== REQUIRED ACTION ==
Of the entries that follow, how many lines hold the word "icon"? Reply with the number only.

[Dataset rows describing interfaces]
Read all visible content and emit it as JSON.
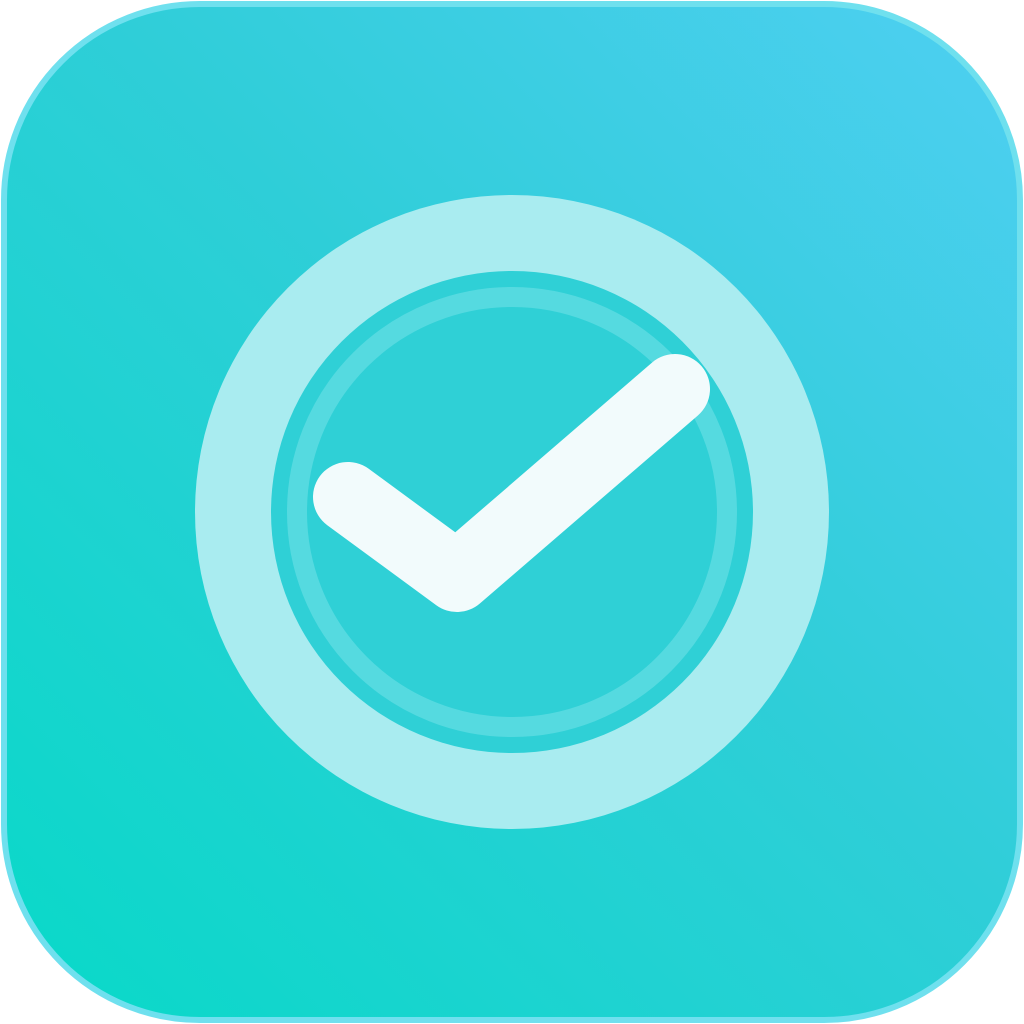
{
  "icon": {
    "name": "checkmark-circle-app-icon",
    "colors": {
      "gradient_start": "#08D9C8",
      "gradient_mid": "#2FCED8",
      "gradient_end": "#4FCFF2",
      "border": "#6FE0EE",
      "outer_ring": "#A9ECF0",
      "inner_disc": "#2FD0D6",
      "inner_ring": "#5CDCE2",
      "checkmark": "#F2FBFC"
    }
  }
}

== YOUR RESPONSE ==
2